→ **Task details**: Copy all lines below containing "SUUNNISTUSKARTTA".
* * *
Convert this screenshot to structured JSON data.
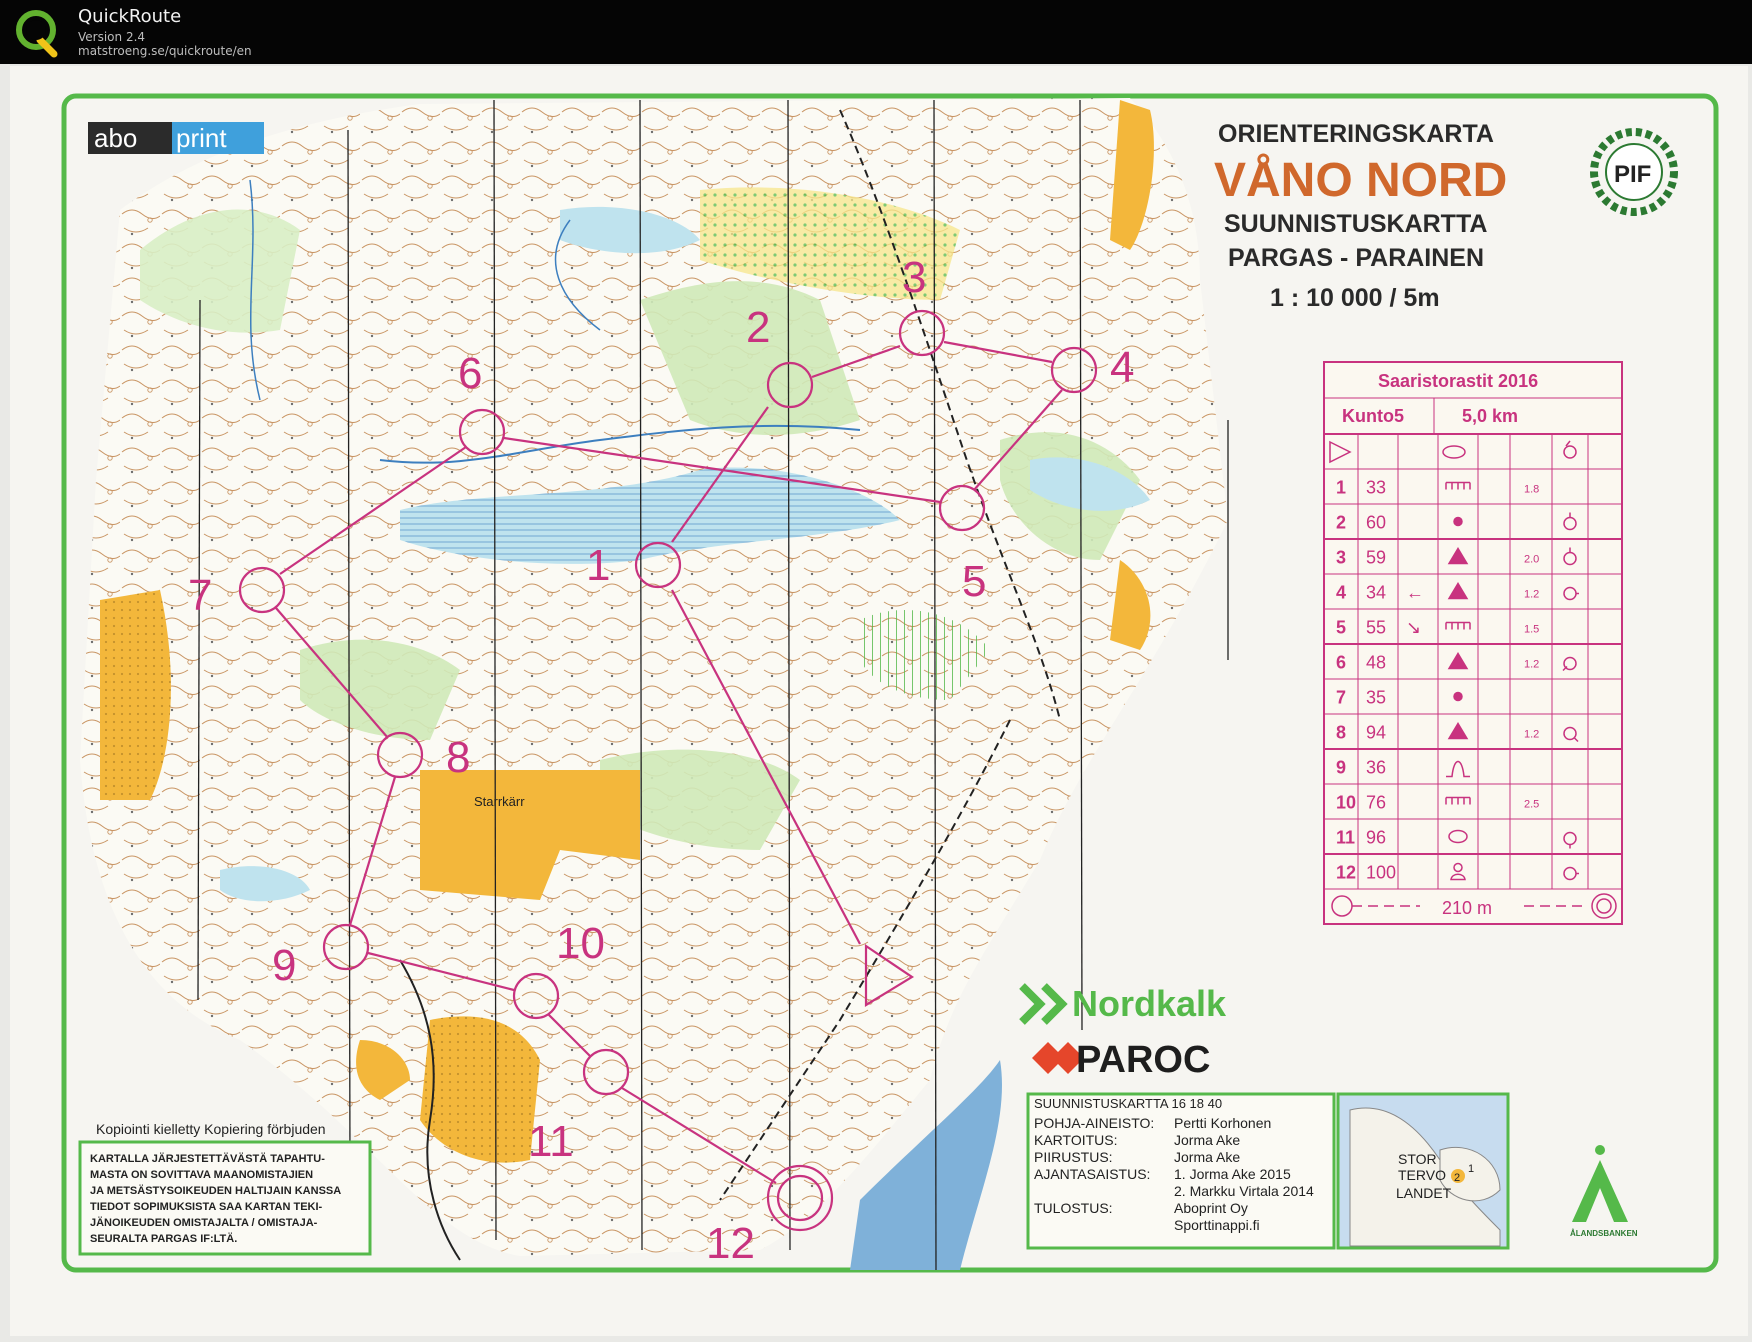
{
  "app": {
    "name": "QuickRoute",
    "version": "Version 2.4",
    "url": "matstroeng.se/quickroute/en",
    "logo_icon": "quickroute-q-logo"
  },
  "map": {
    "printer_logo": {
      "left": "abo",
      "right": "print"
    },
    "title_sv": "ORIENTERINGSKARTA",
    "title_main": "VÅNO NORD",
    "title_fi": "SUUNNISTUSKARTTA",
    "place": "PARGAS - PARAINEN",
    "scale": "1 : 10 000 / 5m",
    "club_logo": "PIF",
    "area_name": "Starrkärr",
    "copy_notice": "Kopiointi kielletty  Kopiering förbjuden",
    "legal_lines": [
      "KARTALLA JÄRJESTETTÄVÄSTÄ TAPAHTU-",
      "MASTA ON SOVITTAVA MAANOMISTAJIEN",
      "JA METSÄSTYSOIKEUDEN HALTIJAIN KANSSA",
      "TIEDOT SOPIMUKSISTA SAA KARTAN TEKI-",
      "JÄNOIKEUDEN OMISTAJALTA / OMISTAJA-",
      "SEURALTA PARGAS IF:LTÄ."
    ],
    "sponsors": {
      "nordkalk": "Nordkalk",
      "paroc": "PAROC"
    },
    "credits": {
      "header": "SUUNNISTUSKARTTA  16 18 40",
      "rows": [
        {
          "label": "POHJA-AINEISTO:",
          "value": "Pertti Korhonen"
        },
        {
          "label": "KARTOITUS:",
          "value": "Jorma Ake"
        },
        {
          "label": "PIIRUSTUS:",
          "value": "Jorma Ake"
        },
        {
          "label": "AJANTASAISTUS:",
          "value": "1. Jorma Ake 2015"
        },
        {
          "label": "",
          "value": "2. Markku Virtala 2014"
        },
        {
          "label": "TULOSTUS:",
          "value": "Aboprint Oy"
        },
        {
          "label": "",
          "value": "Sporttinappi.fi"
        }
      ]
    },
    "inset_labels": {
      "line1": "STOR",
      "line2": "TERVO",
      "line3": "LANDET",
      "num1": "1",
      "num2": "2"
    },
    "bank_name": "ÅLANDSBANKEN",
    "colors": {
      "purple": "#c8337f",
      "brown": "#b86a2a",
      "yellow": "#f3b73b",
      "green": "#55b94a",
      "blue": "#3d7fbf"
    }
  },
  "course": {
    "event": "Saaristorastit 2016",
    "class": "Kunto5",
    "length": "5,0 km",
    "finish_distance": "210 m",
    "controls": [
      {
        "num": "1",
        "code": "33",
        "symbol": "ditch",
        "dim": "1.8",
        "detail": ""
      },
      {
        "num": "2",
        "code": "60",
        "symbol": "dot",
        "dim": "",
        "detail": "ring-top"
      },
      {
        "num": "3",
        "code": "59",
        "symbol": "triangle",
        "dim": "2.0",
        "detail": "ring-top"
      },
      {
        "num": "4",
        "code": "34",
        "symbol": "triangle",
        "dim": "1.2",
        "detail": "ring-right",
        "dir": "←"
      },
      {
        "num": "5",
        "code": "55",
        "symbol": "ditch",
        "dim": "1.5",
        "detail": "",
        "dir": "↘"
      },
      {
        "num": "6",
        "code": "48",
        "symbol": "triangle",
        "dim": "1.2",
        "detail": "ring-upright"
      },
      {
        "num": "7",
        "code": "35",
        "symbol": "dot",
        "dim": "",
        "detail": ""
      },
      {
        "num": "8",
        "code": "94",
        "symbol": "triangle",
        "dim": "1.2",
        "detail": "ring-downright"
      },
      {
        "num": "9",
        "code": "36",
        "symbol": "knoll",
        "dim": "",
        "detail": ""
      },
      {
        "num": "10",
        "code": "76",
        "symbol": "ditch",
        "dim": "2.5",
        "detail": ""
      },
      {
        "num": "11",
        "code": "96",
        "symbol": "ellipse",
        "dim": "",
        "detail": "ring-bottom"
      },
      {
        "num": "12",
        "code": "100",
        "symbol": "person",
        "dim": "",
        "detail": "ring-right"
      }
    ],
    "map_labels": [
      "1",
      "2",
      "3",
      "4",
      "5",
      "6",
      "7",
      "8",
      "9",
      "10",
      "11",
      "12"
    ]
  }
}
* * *
→ **Response area**:
    "title_fi": "SUUNNISTUSKARTTA",
      "header": "SUUNNISTUSKARTTA  16 18 40",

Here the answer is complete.